The statement is pretty clear and straight forward. No argument made by
here in support of his assertion – he makes this statement as if it is a self-evident truth, one I happen to agree with and that most people would have a hard time arguing against. Honesty, after all, is a value and virtue that we still hold aloft in principal if not in practice. Cicero
To me though, that our culture still does praise the virtues of honesty seems a bit hypocritical. We live in the age of persuasion, after all, when the ability to manipulate opinion, coerce agreement, ‘win friends and influence people’, and make a hard sale seem to be qualities that we praise above the more ‘traditional’ virtues.
I’d go so far as to say that dishonesty is the more valued attribute in our day and age, provided you can be profitably dishonest and not get caught. We still love to hang the dishonest villain out to dry if they get themselves caught, but while they are raking in profits or basking in the limelight, we praise that kind of ambition and drive.

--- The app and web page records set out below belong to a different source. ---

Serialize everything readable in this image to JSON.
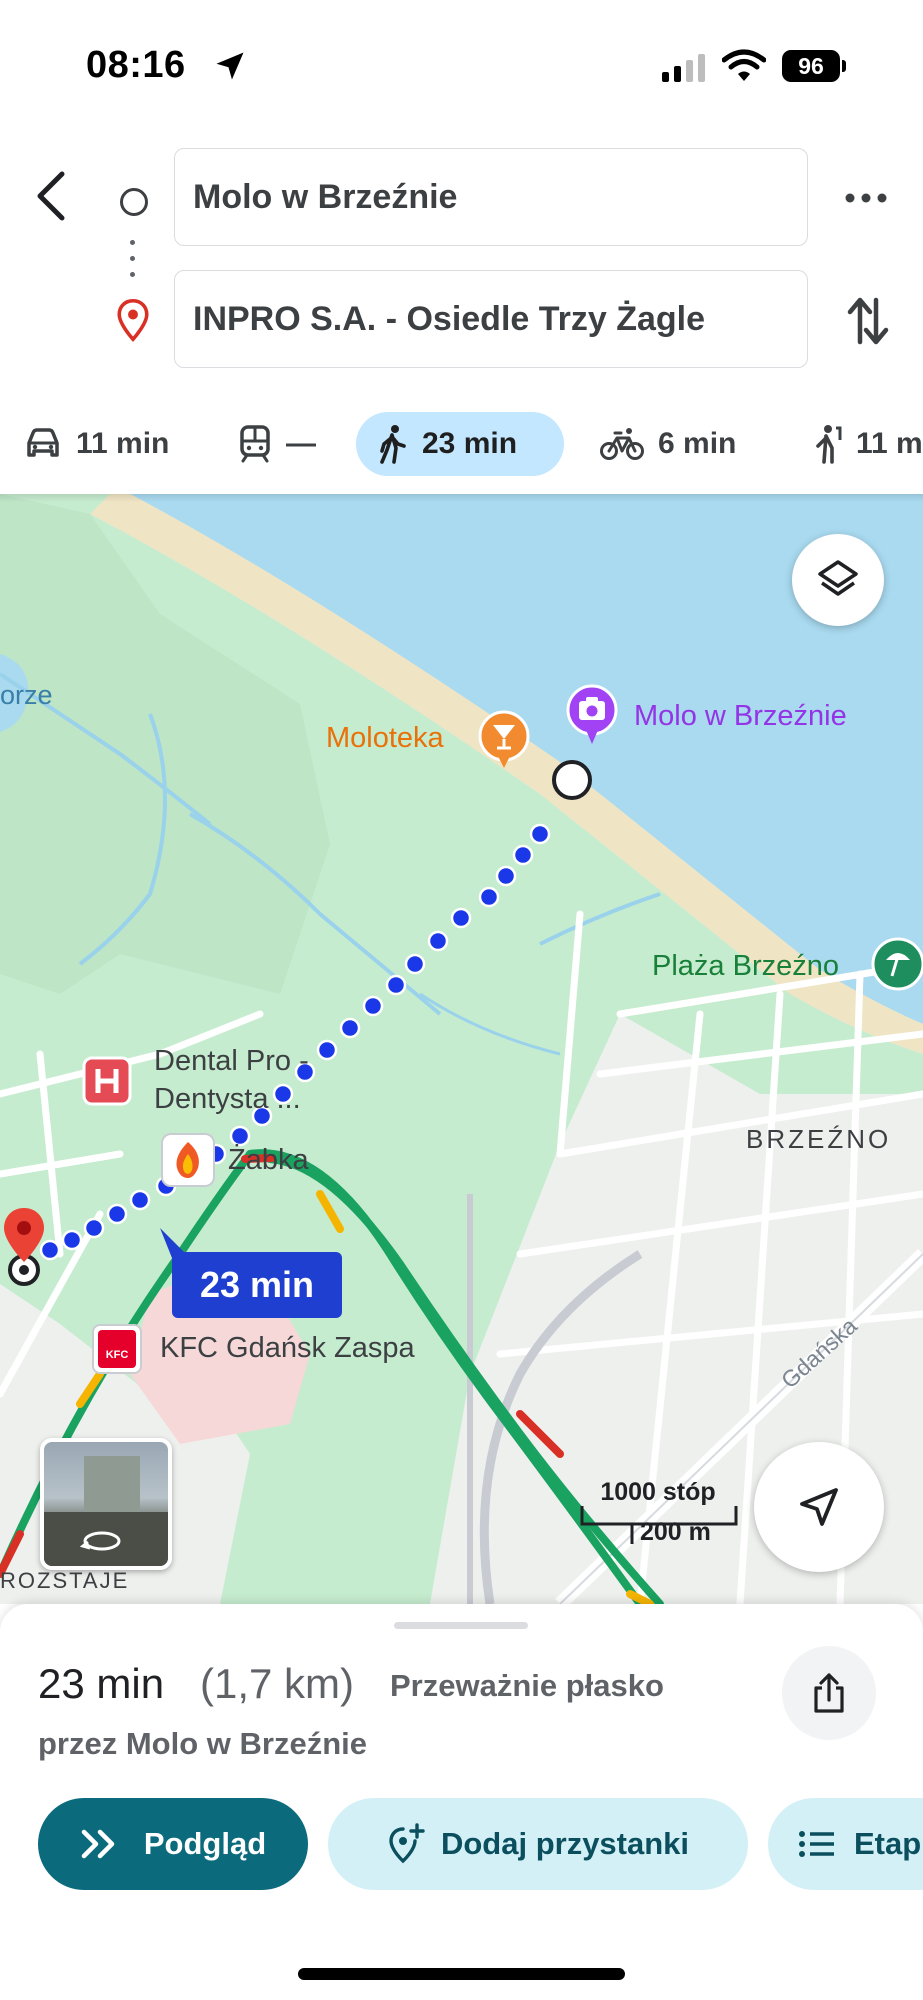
{
  "status_bar": {
    "time": "08:16",
    "battery": "96"
  },
  "route_inputs": {
    "origin": "Molo w Brzeźnie",
    "destination": "INPRO S.A. - Osiedle Trzy Żagle"
  },
  "travel_modes": [
    {
      "icon": "car-icon",
      "label": "11 min"
    },
    {
      "icon": "train-icon",
      "label": "—"
    },
    {
      "icon": "walk-icon",
      "label": "23 min",
      "active": true
    },
    {
      "icon": "bike-icon",
      "label": "6 min"
    },
    {
      "icon": "ride-icon",
      "label": "11 m"
    }
  ],
  "map": {
    "labels": {
      "orze": "orze",
      "moloteka": "Moloteka",
      "molo": "Molo w Brzeźnie",
      "plaza": "Plaża Brzeźno",
      "dental_line1": "Dental Pro -",
      "dental_line2": "Dentysta ...",
      "zabka": "Żabka",
      "brzezno": "BRZEŹNO",
      "kfc": "KFC Gdańsk Zaspa",
      "gdanska": "Gdańska",
      "rozstaje": "ROZSTAJE",
      "kfc_logo": "KFC"
    },
    "route_badge": "23 min",
    "scale": {
      "top": "1000 stóp",
      "bottom": "200 m"
    },
    "colors": {
      "water": "#a9daf0",
      "park": "#c6eccf",
      "route": "#1a38e8",
      "traffic_green": "#1aa260",
      "traffic_red": "#d93025",
      "traffic_yellow": "#f4b400"
    }
  },
  "summary": {
    "duration": "23 min",
    "distance": "(1,7 km)",
    "terrain": "Przeważnie płasko",
    "via": "przez Molo w Brzeźnie"
  },
  "actions": {
    "preview": "Podgląd",
    "add_stops": "Dodaj przystanki",
    "steps": "Etap"
  }
}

By Cicero’s standard there’s an awful lot of undignified behavior today, just as there was in his time, but also like in Cicero’s time, we are the only species on the face of the planet that can consciously aspire to refute dishonesty, to stand apart from the kind of win-at-all-costs and avoid-responsibility mentality that makes it possible to rationalize dishonesty as a legitimate choice of action.
Honesty pays the kind of dividends that dishonest dealings can never provide: honest and humble pride, a sense of honor and the aspiration of nobility of character. Old fashioned concepts perhaps, but the kind that can still apply in a modern and changing world if we make the choice to prioritize them. What kind of world would we be able to make for ourselves if enough people chose honesty and dignity, not as replacements for profitability and success, but as the measure of them?